* [App and web page records]:
= = = = = = =
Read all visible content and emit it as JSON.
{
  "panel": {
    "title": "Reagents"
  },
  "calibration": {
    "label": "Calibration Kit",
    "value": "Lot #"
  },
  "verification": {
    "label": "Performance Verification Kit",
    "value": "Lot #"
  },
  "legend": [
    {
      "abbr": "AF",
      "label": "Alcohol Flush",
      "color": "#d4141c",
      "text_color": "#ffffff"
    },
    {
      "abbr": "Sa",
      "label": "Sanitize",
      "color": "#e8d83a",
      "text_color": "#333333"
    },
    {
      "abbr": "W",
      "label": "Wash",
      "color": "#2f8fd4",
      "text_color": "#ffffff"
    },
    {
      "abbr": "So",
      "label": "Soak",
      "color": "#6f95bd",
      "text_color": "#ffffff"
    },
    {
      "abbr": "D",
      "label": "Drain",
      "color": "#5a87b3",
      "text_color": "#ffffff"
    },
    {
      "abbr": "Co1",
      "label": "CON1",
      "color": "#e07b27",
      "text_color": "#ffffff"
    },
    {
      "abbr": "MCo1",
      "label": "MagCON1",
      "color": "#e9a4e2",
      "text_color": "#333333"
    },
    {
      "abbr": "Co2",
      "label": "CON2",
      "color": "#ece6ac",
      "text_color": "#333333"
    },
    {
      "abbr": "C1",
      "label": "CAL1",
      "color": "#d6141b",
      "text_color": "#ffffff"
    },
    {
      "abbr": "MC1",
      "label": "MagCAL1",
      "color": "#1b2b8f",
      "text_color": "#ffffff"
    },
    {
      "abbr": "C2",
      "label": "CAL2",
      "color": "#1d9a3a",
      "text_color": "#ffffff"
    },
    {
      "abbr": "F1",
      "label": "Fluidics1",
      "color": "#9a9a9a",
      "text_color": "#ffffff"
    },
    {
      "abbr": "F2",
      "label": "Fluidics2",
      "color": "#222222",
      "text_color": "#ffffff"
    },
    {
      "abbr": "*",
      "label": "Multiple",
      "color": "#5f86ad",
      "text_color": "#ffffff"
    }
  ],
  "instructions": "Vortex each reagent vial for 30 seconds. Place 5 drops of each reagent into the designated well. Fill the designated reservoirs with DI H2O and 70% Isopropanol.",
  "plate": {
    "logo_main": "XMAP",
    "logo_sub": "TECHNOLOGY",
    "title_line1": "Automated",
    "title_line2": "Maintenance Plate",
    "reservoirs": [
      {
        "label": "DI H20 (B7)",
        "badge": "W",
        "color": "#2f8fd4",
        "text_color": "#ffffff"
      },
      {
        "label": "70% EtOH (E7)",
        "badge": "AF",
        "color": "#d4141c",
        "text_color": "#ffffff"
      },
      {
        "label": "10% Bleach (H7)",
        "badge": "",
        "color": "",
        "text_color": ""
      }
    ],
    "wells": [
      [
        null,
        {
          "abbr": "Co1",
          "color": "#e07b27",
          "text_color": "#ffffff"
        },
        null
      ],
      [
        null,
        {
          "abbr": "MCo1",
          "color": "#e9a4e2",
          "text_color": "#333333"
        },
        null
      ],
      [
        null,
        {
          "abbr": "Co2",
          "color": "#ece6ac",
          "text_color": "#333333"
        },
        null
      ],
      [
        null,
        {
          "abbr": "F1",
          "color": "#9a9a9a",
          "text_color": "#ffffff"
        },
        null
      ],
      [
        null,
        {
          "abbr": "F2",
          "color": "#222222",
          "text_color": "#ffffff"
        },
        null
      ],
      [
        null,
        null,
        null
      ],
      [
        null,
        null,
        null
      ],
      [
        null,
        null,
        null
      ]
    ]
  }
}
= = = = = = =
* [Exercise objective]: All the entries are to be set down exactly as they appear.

* [Task answer]:
Read all visible content and emit it as JSON.
{
  "panel": {
    "title": "Reagents"
  },
  "calibration": {
    "label": "Calibration Kit",
    "value": "Lot #"
  },
  "verification": {
    "label": "Performance Verification Kit",
    "value": "Lot #"
  },
  "legend": [
    {
      "abbr": "AF",
      "label": "Alcohol Flush",
      "color": "#d4141c",
      "text_color": "#ffffff"
    },
    {
      "abbr": "Sa",
      "label": "Sanitize",
      "color": "#e8d83a",
      "text_color": "#333333"
    },
    {
      "abbr": "W",
      "label": "Wash",
      "color": "#2f8fd4",
      "text_color": "#ffffff"
    },
    {
      "abbr": "So",
      "label": "Soak",
      "color": "#6f95bd",
      "text_color": "#ffffff"
    },
    {
      "abbr": "D",
      "label": "Drain",
      "color": "#5a87b3",
      "text_color": "#ffffff"
    },
    {
      "abbr": "Co1",
      "label": "CON1",
      "color": "#e07b27",
      "text_color": "#ffffff"
    },
    {
      "abbr": "MCo1",
      "label": "MagCON1",
      "color": "#e9a4e2",
      "text_color": "#333333"
    },
    {
      "abbr": "Co2",
      "label": "CON2",
      "color": "#ece6ac",
      "text_color": "#333333"
    },
    {
      "abbr": "C1",
      "label": "CAL1",
      "color": "#d6141b",
      "text_color": "#ffffff"
    },
    {
      "abbr": "MC1",
      "label": "MagCAL1",
      "color": "#1b2b8f",
      "text_color": "#ffffff"
    },
    {
      "abbr": "C2",
      "label": "CAL2",
      "color": "#1d9a3a",
      "text_color": "#ffffff"
    },
    {
      "abbr": "F1",
      "label": "Fluidics1",
      "color": "#9a9a9a",
      "text_color": "#ffffff"
    },
    {
      "abbr": "F2",
      "label": "Fluidics2",
      "color": "#222222",
      "text_color": "#ffffff"
    },
    {
      "abbr": "*",
      "label": "Multiple",
      "color": "#5f86ad",
      "text_color": "#ffffff"
    }
  ],
  "instructions": "Vortex each reagent vial for 30 seconds. Place 5 drops of each reagent into the designated well. Fill the designated reservoirs with DI H2O and 70% Isopropanol.",
  "plate": {
    "logo_main": "XMAP",
    "logo_sub": "TECHNOLOGY",
    "title_line1": "Automated",
    "title_line2": "Maintenance Plate",
    "reservoirs": [
      {
        "label": "DI H20 (B7)",
        "badge": "W",
        "color": "#2f8fd4",
        "text_color": "#ffffff"
      },
      {
        "label": "70% EtOH (E7)",
        "badge": "AF",
        "color": "#d4141c",
        "text_color": "#ffffff"
      },
      {
        "label": "10% Bleach (H7)",
        "badge": "",
        "color": "",
        "text_color": ""
      }
    ],
    "wells": [
      [
        null,
        {
          "abbr": "Co1",
          "color": "#e07b27",
          "text_color": "#ffffff"
        },
        null
      ],
      [
        null,
        {
          "abbr": "MCo1",
          "color": "#e9a4e2",
          "text_color": "#333333"
        },
        null
      ],
      [
        null,
        {
          "abbr": "Co2",
          "color": "#ece6ac",
          "text_color": "#333333"
        },
        null
      ],
      [
        null,
        {
          "abbr": "F1",
          "color": "#9a9a9a",
          "text_color": "#ffffff"
        },
        null
      ],
      [
        null,
        {
          "abbr": "F2",
          "color": "#222222",
          "text_color": "#ffffff"
        },
        null
      ],
      [
        null,
        null,
        null
      ],
      [
        null,
        null,
        null
      ],
      [
        null,
        null,
        null
      ]
    ]
  }
}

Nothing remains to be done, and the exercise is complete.